Dataset rows for apps and sites
******************************

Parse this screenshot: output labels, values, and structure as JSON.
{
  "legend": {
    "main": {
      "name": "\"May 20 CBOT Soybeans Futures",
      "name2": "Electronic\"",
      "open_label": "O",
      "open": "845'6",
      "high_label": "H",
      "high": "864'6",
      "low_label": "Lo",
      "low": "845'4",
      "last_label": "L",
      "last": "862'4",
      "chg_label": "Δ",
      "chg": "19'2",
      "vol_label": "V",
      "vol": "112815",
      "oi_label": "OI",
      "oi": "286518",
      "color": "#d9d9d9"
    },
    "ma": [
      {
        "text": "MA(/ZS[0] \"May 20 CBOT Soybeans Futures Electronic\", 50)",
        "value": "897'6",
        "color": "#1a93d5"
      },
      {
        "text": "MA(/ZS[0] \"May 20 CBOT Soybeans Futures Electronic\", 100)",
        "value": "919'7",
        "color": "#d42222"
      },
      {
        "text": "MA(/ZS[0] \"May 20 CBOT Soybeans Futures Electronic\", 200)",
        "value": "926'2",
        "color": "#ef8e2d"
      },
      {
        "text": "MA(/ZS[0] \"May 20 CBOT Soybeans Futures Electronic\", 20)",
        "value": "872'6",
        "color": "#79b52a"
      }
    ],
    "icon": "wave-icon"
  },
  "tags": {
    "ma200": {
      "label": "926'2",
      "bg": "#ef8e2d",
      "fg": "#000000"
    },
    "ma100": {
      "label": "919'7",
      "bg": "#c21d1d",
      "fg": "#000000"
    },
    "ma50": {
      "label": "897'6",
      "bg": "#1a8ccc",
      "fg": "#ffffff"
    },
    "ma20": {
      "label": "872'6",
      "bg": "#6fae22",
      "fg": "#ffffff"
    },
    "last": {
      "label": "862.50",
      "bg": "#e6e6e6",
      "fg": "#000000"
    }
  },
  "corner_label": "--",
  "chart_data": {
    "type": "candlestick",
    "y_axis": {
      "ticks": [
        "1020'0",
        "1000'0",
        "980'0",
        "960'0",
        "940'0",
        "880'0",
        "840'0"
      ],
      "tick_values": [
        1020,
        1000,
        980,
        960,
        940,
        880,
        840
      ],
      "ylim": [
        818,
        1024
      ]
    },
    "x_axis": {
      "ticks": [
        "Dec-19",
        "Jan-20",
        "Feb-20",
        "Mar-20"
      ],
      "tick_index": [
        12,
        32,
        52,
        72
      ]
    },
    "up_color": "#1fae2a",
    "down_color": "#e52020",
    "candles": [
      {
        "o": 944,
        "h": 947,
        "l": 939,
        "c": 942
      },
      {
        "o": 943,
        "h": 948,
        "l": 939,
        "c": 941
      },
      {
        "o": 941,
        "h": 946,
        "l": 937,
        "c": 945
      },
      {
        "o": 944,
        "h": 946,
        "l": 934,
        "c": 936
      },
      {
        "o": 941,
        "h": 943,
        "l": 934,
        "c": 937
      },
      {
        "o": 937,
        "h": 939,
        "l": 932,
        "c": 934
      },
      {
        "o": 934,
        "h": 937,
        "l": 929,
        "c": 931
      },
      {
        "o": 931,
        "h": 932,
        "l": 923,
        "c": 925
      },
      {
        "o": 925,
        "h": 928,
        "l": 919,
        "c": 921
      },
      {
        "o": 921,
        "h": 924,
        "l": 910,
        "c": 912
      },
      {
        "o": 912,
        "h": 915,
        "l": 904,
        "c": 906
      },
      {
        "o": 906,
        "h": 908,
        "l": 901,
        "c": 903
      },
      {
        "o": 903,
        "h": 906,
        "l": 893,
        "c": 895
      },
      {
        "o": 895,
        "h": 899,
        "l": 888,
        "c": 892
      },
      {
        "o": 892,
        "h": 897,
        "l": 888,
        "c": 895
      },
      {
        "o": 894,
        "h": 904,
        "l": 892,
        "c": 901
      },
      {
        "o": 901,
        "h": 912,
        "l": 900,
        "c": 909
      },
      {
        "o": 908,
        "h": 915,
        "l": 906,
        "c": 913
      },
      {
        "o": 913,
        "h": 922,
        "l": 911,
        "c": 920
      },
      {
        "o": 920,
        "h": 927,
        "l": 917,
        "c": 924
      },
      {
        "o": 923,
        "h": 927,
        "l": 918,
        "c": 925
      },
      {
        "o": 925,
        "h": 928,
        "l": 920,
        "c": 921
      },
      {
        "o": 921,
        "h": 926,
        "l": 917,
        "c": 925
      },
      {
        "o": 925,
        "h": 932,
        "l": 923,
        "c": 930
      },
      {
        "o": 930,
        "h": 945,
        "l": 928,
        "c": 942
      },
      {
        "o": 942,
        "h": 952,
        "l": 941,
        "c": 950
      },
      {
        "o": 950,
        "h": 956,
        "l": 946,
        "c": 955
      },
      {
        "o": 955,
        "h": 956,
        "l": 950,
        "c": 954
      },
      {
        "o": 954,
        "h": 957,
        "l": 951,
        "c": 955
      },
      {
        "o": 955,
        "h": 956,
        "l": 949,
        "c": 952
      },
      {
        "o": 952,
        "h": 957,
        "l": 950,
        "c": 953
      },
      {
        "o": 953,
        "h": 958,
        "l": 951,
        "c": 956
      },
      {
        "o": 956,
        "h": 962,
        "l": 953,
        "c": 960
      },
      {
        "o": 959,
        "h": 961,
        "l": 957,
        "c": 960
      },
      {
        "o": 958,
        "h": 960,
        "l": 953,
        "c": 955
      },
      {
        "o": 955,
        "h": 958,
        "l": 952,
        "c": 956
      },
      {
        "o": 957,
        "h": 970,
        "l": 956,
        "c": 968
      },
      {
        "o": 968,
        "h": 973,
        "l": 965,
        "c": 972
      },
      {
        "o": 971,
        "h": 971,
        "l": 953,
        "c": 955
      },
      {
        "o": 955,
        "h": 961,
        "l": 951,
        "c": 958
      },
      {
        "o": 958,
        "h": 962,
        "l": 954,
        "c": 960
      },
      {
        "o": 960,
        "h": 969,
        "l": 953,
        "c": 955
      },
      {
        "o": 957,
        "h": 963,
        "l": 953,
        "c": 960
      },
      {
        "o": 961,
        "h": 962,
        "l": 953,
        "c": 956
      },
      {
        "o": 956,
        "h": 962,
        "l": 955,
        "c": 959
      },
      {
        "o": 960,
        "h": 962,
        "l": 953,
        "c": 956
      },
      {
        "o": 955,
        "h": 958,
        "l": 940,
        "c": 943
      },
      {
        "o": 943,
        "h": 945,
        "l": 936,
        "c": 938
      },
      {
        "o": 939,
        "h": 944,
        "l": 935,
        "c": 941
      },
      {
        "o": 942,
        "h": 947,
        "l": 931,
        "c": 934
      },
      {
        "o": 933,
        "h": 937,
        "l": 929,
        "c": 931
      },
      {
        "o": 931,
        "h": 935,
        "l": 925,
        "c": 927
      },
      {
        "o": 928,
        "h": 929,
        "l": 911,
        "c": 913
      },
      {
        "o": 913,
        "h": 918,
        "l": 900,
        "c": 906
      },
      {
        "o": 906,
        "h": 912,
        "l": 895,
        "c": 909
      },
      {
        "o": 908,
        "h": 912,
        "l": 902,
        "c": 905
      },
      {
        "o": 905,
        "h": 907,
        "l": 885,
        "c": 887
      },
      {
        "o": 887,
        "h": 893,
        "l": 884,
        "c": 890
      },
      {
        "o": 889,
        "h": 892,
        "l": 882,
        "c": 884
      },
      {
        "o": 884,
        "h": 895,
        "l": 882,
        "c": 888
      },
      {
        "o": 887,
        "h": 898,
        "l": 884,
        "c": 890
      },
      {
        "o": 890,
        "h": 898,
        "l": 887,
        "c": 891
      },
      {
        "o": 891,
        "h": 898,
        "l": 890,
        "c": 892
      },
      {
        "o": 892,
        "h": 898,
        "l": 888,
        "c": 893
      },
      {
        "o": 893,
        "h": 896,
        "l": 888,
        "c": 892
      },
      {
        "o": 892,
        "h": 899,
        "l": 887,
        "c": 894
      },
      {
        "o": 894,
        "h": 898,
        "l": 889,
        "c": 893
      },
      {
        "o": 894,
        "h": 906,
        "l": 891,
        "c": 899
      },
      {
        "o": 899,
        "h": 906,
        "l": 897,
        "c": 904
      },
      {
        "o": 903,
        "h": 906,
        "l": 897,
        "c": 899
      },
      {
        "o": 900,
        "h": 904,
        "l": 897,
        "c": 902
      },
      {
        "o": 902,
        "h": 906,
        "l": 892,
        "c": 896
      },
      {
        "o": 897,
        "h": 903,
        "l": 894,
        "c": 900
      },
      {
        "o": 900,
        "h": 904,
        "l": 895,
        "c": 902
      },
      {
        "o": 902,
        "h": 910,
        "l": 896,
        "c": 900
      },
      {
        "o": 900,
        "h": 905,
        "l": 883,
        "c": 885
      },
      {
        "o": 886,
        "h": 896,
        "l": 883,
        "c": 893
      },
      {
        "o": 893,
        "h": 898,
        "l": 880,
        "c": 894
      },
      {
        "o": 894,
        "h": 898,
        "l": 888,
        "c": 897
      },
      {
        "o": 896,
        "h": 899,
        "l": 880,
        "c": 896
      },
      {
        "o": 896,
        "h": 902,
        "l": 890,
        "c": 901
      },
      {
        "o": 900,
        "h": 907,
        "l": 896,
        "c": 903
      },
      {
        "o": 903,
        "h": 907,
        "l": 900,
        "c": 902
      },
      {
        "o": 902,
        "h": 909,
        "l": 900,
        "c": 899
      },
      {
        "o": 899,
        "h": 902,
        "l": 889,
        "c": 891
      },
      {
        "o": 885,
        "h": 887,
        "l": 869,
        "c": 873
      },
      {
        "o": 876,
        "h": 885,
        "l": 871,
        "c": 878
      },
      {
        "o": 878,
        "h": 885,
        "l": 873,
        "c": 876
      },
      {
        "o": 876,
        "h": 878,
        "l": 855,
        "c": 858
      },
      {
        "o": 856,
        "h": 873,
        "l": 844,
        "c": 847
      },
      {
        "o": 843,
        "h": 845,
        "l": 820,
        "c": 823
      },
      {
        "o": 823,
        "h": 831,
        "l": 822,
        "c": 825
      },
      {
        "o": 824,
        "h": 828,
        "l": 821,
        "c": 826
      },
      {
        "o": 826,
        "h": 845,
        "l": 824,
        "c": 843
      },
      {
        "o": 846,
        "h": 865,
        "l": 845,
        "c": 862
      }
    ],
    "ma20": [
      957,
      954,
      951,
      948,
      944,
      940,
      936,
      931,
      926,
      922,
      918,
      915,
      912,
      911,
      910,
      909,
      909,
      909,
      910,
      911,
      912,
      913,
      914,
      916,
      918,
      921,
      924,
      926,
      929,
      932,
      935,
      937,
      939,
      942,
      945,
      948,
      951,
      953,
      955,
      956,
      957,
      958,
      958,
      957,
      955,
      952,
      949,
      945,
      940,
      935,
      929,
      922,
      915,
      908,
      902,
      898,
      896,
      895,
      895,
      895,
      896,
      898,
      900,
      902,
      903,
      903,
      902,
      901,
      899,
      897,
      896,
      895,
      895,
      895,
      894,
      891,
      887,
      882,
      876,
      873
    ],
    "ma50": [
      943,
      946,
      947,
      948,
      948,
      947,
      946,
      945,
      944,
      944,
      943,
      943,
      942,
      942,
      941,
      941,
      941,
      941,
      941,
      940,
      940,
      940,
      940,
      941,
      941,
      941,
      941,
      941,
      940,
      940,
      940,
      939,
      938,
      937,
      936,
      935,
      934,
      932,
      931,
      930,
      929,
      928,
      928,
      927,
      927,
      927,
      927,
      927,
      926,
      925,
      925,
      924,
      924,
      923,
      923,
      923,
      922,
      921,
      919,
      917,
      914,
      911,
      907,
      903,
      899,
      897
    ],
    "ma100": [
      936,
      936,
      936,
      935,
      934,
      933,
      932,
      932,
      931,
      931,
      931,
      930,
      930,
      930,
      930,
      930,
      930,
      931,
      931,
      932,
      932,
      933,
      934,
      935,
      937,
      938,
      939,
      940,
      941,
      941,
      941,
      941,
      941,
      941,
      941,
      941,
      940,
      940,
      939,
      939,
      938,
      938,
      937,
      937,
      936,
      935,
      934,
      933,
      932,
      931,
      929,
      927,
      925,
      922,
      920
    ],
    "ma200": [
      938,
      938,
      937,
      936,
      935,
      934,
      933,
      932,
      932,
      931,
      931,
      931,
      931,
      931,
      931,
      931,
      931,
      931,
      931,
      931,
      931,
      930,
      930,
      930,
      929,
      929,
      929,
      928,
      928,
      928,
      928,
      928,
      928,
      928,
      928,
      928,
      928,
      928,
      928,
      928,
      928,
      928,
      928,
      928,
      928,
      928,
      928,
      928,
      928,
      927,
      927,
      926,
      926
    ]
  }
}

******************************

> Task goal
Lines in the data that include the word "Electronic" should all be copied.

> Expected output
      "name2": "Electronic\"",
        "text": "MA(/ZS[0] \"May 20 CBOT Soybeans Futures Electronic\", 50)",
        "text": "MA(/ZS[0] \"May 20 CBOT Soybeans Futures Electronic\", 100)",
        "text": "MA(/ZS[0] \"May 20 CBOT Soybeans Futures Electronic\", 200)",
        "text": "MA(/ZS[0] \"May 20 CBOT Soybeans Futures Electronic\", 20)",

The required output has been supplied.